The Soaring Cost of a Simple Breath -NYT Series: Prescriptions
In all other developed countries, governments similarly use a variety of tools to make sure that drug manufacturers sell their products at affordable prices. In Germany, regulators set drug wholesale and retail prices. Across Europe, national health authorities refuse to pay more than their neighbors for any drug. In Japan, the price of a drug must go down every two years.

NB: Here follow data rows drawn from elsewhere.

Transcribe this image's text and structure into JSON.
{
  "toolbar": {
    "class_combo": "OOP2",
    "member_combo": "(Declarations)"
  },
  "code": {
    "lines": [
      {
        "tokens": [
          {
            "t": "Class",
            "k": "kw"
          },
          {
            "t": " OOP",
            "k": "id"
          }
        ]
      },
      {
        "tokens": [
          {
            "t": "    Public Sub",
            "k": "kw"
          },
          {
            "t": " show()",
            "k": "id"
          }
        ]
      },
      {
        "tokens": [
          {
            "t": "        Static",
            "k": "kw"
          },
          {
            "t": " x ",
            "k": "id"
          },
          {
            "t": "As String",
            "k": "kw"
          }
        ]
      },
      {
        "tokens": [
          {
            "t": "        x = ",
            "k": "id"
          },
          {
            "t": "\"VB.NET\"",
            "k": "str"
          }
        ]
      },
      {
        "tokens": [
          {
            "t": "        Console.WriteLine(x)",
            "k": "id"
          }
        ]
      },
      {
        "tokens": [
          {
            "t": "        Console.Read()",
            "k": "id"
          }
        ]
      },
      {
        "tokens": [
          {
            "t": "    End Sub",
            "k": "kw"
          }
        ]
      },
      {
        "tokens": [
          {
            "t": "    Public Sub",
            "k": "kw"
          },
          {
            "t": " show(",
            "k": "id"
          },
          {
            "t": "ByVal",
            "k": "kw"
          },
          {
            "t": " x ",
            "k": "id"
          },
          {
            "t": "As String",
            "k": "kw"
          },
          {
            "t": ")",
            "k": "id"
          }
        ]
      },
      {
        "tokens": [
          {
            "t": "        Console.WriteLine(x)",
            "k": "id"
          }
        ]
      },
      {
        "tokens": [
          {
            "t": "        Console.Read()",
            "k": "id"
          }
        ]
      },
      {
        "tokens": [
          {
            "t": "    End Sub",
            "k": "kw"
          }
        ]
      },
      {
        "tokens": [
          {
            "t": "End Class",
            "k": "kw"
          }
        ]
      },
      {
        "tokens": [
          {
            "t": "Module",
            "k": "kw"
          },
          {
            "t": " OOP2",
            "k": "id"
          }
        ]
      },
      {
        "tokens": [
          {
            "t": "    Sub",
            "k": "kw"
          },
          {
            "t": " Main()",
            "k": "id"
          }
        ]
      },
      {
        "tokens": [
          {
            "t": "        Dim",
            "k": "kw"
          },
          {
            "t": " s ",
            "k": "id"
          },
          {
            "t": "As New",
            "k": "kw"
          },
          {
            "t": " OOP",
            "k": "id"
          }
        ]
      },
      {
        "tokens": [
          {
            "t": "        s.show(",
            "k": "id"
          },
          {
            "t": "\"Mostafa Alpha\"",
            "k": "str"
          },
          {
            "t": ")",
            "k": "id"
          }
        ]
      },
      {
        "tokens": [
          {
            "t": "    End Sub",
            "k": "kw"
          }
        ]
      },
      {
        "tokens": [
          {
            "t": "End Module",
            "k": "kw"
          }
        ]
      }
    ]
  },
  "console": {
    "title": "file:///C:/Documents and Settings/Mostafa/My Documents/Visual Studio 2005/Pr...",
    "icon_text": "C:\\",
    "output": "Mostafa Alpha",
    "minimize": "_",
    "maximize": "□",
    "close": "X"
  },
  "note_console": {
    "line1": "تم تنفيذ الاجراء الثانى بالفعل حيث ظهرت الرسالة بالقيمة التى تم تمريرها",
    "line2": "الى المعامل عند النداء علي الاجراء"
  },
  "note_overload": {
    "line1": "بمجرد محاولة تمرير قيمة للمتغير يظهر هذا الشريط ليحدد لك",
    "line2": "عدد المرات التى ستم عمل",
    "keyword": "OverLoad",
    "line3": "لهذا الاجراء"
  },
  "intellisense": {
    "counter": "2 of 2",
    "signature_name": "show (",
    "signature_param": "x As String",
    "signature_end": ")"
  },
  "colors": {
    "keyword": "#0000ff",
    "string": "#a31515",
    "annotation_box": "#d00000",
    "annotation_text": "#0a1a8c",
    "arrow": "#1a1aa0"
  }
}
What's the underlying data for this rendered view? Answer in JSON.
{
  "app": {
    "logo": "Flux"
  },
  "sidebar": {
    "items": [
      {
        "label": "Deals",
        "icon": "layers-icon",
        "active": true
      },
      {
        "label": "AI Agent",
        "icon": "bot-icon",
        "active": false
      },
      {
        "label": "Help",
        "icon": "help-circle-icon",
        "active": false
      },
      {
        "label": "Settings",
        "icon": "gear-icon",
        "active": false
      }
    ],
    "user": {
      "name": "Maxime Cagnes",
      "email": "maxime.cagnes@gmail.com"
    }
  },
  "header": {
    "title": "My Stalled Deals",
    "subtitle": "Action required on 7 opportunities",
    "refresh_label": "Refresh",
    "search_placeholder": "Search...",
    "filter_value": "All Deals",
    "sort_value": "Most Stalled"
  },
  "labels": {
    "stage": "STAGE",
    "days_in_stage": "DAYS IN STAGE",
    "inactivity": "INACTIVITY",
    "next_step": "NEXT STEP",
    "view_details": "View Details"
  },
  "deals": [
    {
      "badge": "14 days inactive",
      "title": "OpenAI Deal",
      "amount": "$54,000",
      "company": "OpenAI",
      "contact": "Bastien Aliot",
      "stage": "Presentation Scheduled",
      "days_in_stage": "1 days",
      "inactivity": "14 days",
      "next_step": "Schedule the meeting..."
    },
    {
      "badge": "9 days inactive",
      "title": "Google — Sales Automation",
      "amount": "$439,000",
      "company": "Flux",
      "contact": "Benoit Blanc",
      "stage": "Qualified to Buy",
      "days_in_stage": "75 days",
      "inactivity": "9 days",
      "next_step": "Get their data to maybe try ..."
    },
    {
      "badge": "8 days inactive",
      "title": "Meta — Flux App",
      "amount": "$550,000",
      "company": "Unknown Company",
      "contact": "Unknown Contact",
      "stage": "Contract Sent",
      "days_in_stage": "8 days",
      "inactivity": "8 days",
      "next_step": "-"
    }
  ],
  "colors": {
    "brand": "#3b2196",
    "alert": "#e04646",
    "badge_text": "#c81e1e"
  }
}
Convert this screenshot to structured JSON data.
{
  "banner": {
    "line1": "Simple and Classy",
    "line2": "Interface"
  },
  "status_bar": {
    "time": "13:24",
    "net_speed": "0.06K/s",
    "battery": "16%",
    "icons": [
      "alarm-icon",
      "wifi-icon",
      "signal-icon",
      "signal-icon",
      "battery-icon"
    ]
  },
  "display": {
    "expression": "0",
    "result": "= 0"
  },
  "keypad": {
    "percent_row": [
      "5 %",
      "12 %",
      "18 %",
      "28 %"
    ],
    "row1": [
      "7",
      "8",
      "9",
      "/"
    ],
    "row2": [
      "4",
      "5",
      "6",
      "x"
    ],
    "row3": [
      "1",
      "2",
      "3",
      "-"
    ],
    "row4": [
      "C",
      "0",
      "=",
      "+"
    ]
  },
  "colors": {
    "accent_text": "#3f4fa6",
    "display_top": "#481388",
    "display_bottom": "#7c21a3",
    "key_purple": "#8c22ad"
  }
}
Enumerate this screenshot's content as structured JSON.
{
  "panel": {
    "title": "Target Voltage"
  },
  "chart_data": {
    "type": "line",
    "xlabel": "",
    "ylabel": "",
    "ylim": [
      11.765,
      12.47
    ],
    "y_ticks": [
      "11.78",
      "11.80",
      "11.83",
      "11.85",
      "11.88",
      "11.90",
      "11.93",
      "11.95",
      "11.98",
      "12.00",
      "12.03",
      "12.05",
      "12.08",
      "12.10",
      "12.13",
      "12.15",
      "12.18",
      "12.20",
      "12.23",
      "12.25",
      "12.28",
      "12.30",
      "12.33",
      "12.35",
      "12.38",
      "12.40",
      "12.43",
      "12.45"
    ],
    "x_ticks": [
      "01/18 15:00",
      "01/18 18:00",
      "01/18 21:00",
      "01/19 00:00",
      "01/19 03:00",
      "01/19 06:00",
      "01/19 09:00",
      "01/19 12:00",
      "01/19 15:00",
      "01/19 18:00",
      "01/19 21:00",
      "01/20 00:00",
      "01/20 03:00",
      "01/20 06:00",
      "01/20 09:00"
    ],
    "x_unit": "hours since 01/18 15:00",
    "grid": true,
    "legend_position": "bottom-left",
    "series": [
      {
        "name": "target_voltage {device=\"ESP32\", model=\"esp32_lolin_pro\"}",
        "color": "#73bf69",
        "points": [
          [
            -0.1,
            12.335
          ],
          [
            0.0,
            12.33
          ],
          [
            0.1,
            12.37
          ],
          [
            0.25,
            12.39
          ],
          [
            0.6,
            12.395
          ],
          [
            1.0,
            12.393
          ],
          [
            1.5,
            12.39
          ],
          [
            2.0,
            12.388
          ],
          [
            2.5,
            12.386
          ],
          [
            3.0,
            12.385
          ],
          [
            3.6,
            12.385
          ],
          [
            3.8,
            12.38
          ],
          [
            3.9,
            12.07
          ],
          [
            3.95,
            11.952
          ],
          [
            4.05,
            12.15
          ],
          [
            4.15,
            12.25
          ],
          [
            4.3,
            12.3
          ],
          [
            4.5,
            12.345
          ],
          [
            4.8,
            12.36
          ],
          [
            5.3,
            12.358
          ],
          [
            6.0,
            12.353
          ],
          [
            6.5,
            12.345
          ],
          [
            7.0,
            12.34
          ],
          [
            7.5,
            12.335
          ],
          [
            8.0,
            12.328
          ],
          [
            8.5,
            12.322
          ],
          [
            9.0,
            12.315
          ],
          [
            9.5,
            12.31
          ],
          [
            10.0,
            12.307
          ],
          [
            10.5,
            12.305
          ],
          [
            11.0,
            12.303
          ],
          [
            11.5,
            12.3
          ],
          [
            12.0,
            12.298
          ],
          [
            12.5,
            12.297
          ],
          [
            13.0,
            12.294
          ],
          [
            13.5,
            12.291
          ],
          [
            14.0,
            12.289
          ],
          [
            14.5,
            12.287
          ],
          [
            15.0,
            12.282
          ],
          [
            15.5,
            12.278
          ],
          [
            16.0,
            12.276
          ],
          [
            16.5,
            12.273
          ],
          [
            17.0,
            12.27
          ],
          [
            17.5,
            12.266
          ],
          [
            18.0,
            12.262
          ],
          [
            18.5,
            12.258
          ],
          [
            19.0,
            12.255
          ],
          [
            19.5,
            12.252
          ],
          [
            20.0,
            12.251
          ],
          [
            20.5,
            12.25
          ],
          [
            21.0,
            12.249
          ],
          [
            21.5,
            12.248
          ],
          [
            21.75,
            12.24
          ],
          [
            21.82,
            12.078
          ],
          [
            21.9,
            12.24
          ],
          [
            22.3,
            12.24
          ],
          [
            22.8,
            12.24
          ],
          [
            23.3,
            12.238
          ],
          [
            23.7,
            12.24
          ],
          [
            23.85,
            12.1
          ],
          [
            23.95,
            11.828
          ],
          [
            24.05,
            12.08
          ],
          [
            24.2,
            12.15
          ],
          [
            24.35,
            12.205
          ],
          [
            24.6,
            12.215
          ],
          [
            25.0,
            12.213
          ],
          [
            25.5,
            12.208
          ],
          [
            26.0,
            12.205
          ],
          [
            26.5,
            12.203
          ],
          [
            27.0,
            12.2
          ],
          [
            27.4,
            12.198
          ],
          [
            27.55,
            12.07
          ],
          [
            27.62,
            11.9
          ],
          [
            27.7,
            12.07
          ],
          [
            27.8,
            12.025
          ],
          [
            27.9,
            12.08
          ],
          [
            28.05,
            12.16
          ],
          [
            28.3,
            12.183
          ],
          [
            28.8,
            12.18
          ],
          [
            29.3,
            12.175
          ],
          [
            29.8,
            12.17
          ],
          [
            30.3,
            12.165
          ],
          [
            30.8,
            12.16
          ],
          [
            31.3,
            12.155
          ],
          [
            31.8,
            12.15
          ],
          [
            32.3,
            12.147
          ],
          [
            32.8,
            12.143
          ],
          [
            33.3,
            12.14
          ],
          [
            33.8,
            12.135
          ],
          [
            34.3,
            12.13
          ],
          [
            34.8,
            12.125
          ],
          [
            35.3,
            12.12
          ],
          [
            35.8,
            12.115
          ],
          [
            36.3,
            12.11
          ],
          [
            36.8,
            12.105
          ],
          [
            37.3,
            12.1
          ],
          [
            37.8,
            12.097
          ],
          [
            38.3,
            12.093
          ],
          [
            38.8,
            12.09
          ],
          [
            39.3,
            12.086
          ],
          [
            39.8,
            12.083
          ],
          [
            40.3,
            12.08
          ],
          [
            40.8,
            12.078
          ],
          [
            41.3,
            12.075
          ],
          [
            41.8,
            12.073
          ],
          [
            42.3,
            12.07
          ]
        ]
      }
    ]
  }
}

Drug prices in the United States are instead set in hundreds of negotiations by hospitals, insurers and pharmacies with drug manufacturers, with deals often brokered by powerful middlemen called group purchasing organizations and pharmacy benefit managers, who leverage their huge size to demand discounts. The process can get nasty; if mediators offer too little for a given product, manufacturers may decide not to produce it or permanently drop out of the market, reducing competition.
With such jockeying determining supply, products can simply disappear and prices for vital medicines can fluctuate far more than they do for a carton of milk. After the price of Abby Hayes’s Rhinocort Aqua nasal spray rose abruptly, it was unavailable for many months. That sent her family scrambling to find other prescription sprays, each with a price tag over $150.